**Exercise goal**
Give the data again word for word; drop the pictures.

**Exercise material**
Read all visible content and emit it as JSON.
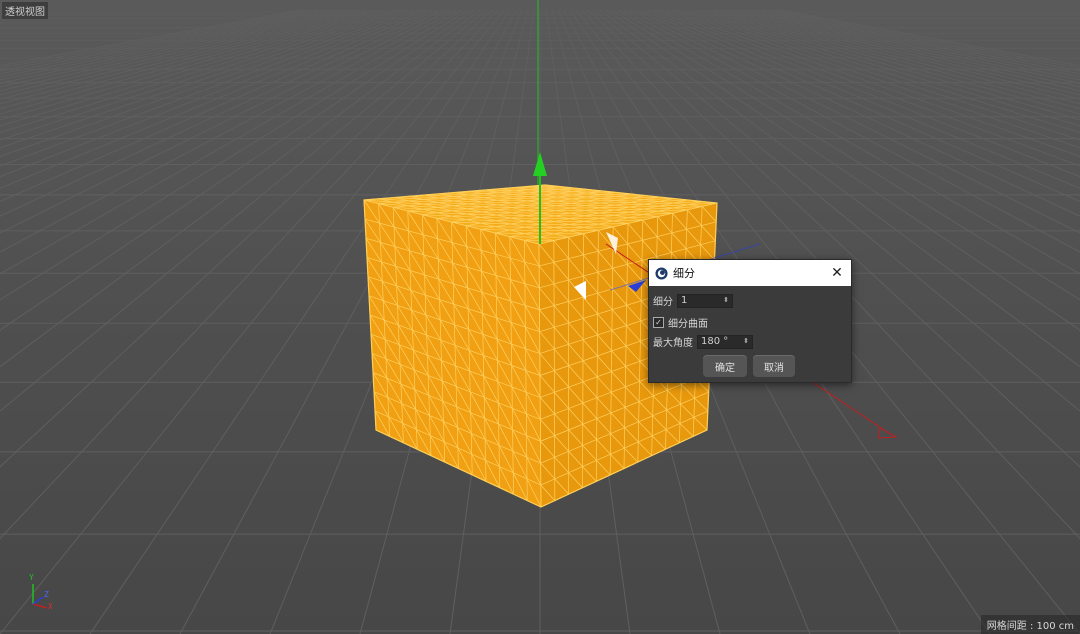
{
  "viewport": {
    "label": "透视视图",
    "grid_spacing": "网格间距 : 100 cm",
    "axis_labels": {
      "y": "Y",
      "z": "Z",
      "x": "X"
    }
  },
  "colors": {
    "viewport_bg": "#4d4d4d",
    "grid_line": "#5e5e5e",
    "cube_face": "#f0a012",
    "cube_wire": "#ffcc55",
    "axis_y": "#21c021",
    "axis_x": "#c02020",
    "axis_z": "#2a3fd8"
  },
  "dialog": {
    "title": "细分",
    "close_icon": "close-icon",
    "subdivision_label": "细分",
    "subdivision_value": "1",
    "subdivide_surface_label": "细分曲面",
    "subdivide_surface_checked": true,
    "max_angle_label": "最大角度",
    "max_angle_value": "180 °",
    "ok_label": "确定",
    "cancel_label": "取消"
  }
}
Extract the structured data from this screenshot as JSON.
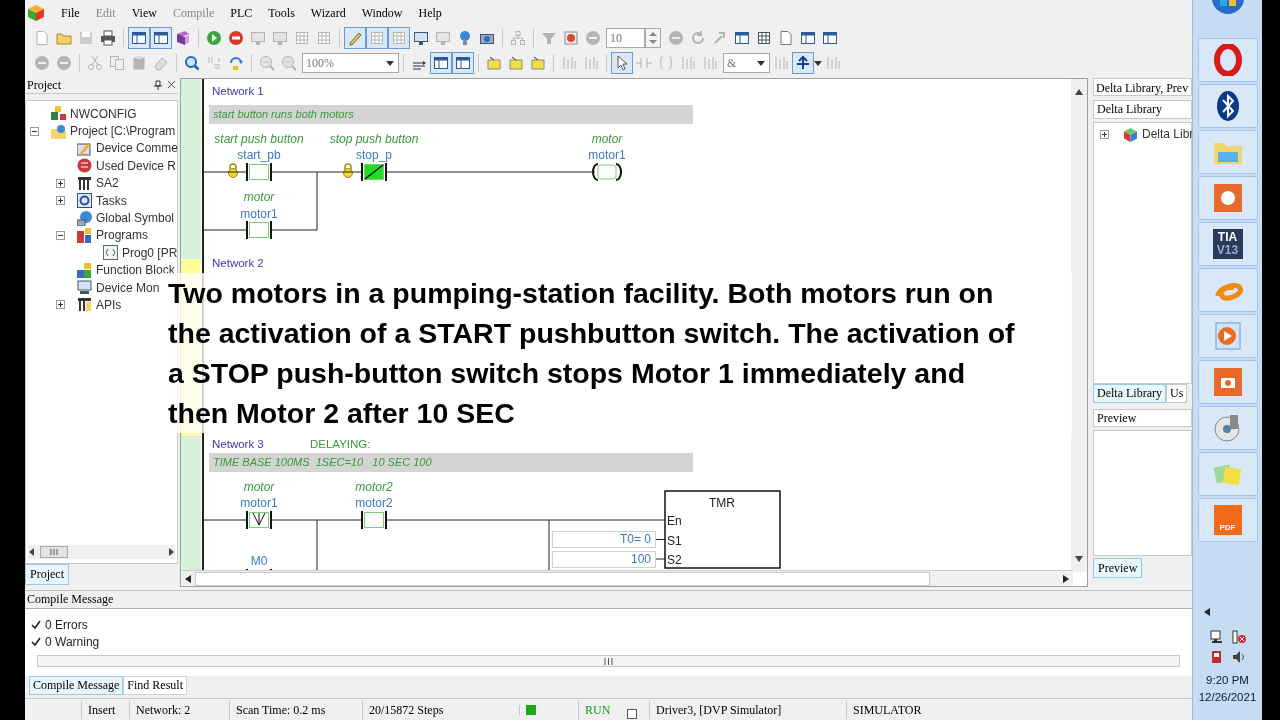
{
  "menu": [
    {
      "label": "File",
      "disabled": false
    },
    {
      "label": "Edit",
      "disabled": true
    },
    {
      "label": "View",
      "disabled": false
    },
    {
      "label": "Compile",
      "disabled": true
    },
    {
      "label": "PLC",
      "disabled": false
    },
    {
      "label": "Tools",
      "disabled": false
    },
    {
      "label": "Wizard",
      "disabled": false
    },
    {
      "label": "Window",
      "disabled": false
    },
    {
      "label": "Help",
      "disabled": false
    }
  ],
  "toolbar": {
    "step_value": "10",
    "zoom": "100%",
    "operator": "&"
  },
  "project_panel": {
    "title": "Project",
    "tree": [
      {
        "label": "NWCONFIG"
      },
      {
        "label": "Project [C:\\Program",
        "expanded": true,
        "children": [
          {
            "label": "Device Comme"
          },
          {
            "label": "Used Device R"
          },
          {
            "label": "SA2",
            "expanded": false
          },
          {
            "label": "Tasks",
            "expanded": false
          },
          {
            "label": "Global Symbol"
          },
          {
            "label": "Programs",
            "expanded": true,
            "children": [
              {
                "label": "Prog0 [PR"
              }
            ]
          },
          {
            "label": "Function Block"
          },
          {
            "label": "Device Mon"
          },
          {
            "label": "APIs",
            "expanded": false
          }
        ]
      }
    ],
    "tab": "Project"
  },
  "editor": {
    "networks": [
      {
        "label": "Network 1",
        "comment": "start button runs both motors",
        "elements": [
          {
            "kind": "contact",
            "comment": "start push button",
            "variable": "start_pb",
            "forced": true,
            "energized": false
          },
          {
            "kind": "contact_nc",
            "comment": "stop push button",
            "variable": "stop_p",
            "forced": true,
            "energized": true
          },
          {
            "kind": "coil",
            "comment": "motor",
            "variable": "motor1",
            "energized": false
          }
        ],
        "branch": {
          "kind": "contact",
          "comment": "motor",
          "variable": "motor1",
          "energized": false
        }
      },
      {
        "label": "Network 2"
      },
      {
        "label": "Network 3",
        "note": "DELAYING:",
        "comment": "TIME BASE 100MS  1SEC=10   10 SEC 100",
        "elements": [
          {
            "kind": "contact_falling",
            "comment": "motor",
            "variable": "motor1",
            "energized": false
          },
          {
            "kind": "contact",
            "comment": "motor2",
            "variable": "motor2",
            "energized": false
          },
          {
            "kind": "timer",
            "title": "TMR",
            "pins": [
              "En",
              "S1",
              "S2"
            ],
            "inputs": [
              "T0= 0",
              "100"
            ]
          }
        ],
        "branch": {
          "kind": "contact",
          "variable": "M0"
        }
      }
    ]
  },
  "caption": "Two motors in a pumping-station facility. Both motors run on the activation of a START pushbutton switch. The activation of a STOP push-button switch stops Motor 1 immediately and then Motor 2 after 10 SEC",
  "library_panel": {
    "title": "Delta Library, Prev",
    "selector": "Delta Library",
    "tree": [
      {
        "label": "Delta Libr",
        "expanded": false
      }
    ],
    "tabs": [
      {
        "label": "Delta Library",
        "selected": true
      },
      {
        "label": "Us",
        "selected": false
      }
    ],
    "preview_title": "Preview",
    "preview_tab": "Preview"
  },
  "compile_panel": {
    "title": "Compile Message",
    "messages": [
      "0 Errors",
      "0 Warning"
    ],
    "tabs": [
      {
        "label": "Compile Message",
        "selected": true
      },
      {
        "label": "Find Result",
        "selected": false
      }
    ]
  },
  "status_bar": {
    "mode": "Insert",
    "network": "Network: 2",
    "scan_time": "Scan Time: 0.2 ms",
    "steps": "20/15872 Steps",
    "running": true,
    "run_state": "RUN",
    "driver": "Driver3, [DVP Simulator]",
    "device": "SIMULATOR"
  },
  "taskbar": {
    "apps": [
      {
        "kind": "start"
      },
      {
        "kind": "ring"
      },
      {
        "kind": "bluetooth"
      },
      {
        "kind": "folder"
      },
      {
        "kind": "record"
      },
      {
        "kind": "tia",
        "label": "TIA",
        "sublabel": "V13"
      },
      {
        "kind": "swirl"
      },
      {
        "kind": "play"
      },
      {
        "kind": "camera"
      },
      {
        "kind": "disc"
      },
      {
        "kind": "notes"
      },
      {
        "kind": "pdf",
        "label": "PDF"
      }
    ],
    "time": "9:20 PM",
    "date": "12/26/2021"
  }
}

**Output of the task**
Read all visible content and emit it as JSON.
{
  "viewport": {
    "label": "透视视图",
    "grid_spacing": "网格间距 : 100 cm",
    "axis_labels": {
      "y": "Y",
      "z": "Z",
      "x": "X"
    }
  },
  "colors": {
    "viewport_bg": "#4d4d4d",
    "grid_line": "#5e5e5e",
    "cube_face": "#f0a012",
    "cube_wire": "#ffcc55",
    "axis_y": "#21c021",
    "axis_x": "#c02020",
    "axis_z": "#2a3fd8"
  },
  "dialog": {
    "title": "细分",
    "close_icon": "close-icon",
    "subdivision_label": "细分",
    "subdivision_value": "1",
    "subdivide_surface_label": "细分曲面",
    "subdivide_surface_checked": true,
    "max_angle_label": "最大角度",
    "max_angle_value": "180 °",
    "ok_label": "确定",
    "cancel_label": "取消"
  }
}
Extract the structured data from this screenshot as JSON.
{
  "menu": [
    {
      "label": "File",
      "disabled": false
    },
    {
      "label": "Edit",
      "disabled": true
    },
    {
      "label": "View",
      "disabled": false
    },
    {
      "label": "Compile",
      "disabled": true
    },
    {
      "label": "PLC",
      "disabled": false
    },
    {
      "label": "Tools",
      "disabled": false
    },
    {
      "label": "Wizard",
      "disabled": false
    },
    {
      "label": "Window",
      "disabled": false
    },
    {
      "label": "Help",
      "disabled": false
    }
  ],
  "toolbar": {
    "step_value": "10",
    "zoom": "100%",
    "operator": "&"
  },
  "project_panel": {
    "title": "Project",
    "tree": [
      {
        "label": "NWCONFIG"
      },
      {
        "label": "Project [C:\\Program",
        "expanded": true,
        "children": [
          {
            "label": "Device Comme"
          },
          {
            "label": "Used Device R"
          },
          {
            "label": "SA2",
            "expanded": false
          },
          {
            "label": "Tasks",
            "expanded": false
          },
          {
            "label": "Global Symbol"
          },
          {
            "label": "Programs",
            "expanded": true,
            "children": [
              {
                "label": "Prog0 [PR"
              }
            ]
          },
          {
            "label": "Function Block"
          },
          {
            "label": "Device Mon"
          },
          {
            "label": "APIs",
            "expanded": false
          }
        ]
      }
    ],
    "tab": "Project"
  },
  "editor": {
    "networks": [
      {
        "label": "Network 1",
        "comment": "start button runs both motors",
        "elements": [
          {
            "kind": "contact",
            "comment": "start push button",
            "variable": "start_pb",
            "forced": true,
            "energized": false
          },
          {
            "kind": "contact_nc",
            "comment": "stop push button",
            "variable": "stop_p",
            "forced": true,
            "energized": true
          },
          {
            "kind": "coil",
            "comment": "motor",
            "variable": "motor1",
            "energized": false
          }
        ],
        "branch": {
          "kind": "contact",
          "comment": "motor",
          "variable": "motor1",
          "energized": false
        }
      },
      {
        "label": "Network 2"
      },
      {
        "label": "Network 3",
        "note": "DELAYING:",
        "comment": "TIME BASE 100MS  1SEC=10   10 SEC 100",
        "elements": [
          {
            "kind": "contact_falling",
            "comment": "motor",
            "variable": "motor1",
            "energized": false
          },
          {
            "kind": "contact",
            "comment": "motor2",
            "variable": "motor2",
            "energized": false
          },
          {
            "kind": "timer",
            "title": "TMR",
            "pins": [
              "En",
              "S1",
              "S2"
            ],
            "inputs": [
              "T0= 0",
              "100"
            ]
          }
        ],
        "branch": {
          "kind": "contact",
          "variable": "M0"
        }
      }
    ]
  },
  "caption": "Two motors in a pumping-station facility. Both motors run on the activation of a START pushbutton switch. The activation of a STOP push-button switch stops Motor 1 immediately and then Motor 2 after 10 SEC",
  "library_panel": {
    "title": "Delta Library, Prev",
    "selector": "Delta Library",
    "tree": [
      {
        "label": "Delta Libr",
        "expanded": false
      }
    ],
    "tabs": [
      {
        "label": "Delta Library",
        "selected": true
      },
      {
        "label": "Us",
        "selected": false
      }
    ],
    "preview_title": "Preview",
    "preview_tab": "Preview"
  },
  "compile_panel": {
    "title": "Compile Message",
    "messages": [
      "0 Errors",
      "0 Warning"
    ],
    "tabs": [
      {
        "label": "Compile Message",
        "selected": true
      },
      {
        "label": "Find Result",
        "selected": false
      }
    ]
  },
  "status_bar": {
    "mode": "Insert",
    "network": "Network: 2",
    "scan_time": "Scan Time: 0.2 ms",
    "steps": "20/15872 Steps",
    "running": true,
    "run_state": "RUN",
    "driver": "Driver3, [DVP Simulator]",
    "device": "SIMULATOR"
  },
  "taskbar": {
    "apps": [
      {
        "kind": "start"
      },
      {
        "kind": "ring"
      },
      {
        "kind": "bluetooth"
      },
      {
        "kind": "folder"
      },
      {
        "kind": "record"
      },
      {
        "kind": "tia",
        "label": "TIA",
        "sublabel": "V13"
      },
      {
        "kind": "swirl"
      },
      {
        "kind": "play"
      },
      {
        "kind": "camera"
      },
      {
        "kind": "disc"
      },
      {
        "kind": "notes"
      },
      {
        "kind": "pdf",
        "label": "PDF"
      }
    ],
    "time": "9:20 PM",
    "date": "12/26/2021"
  }
}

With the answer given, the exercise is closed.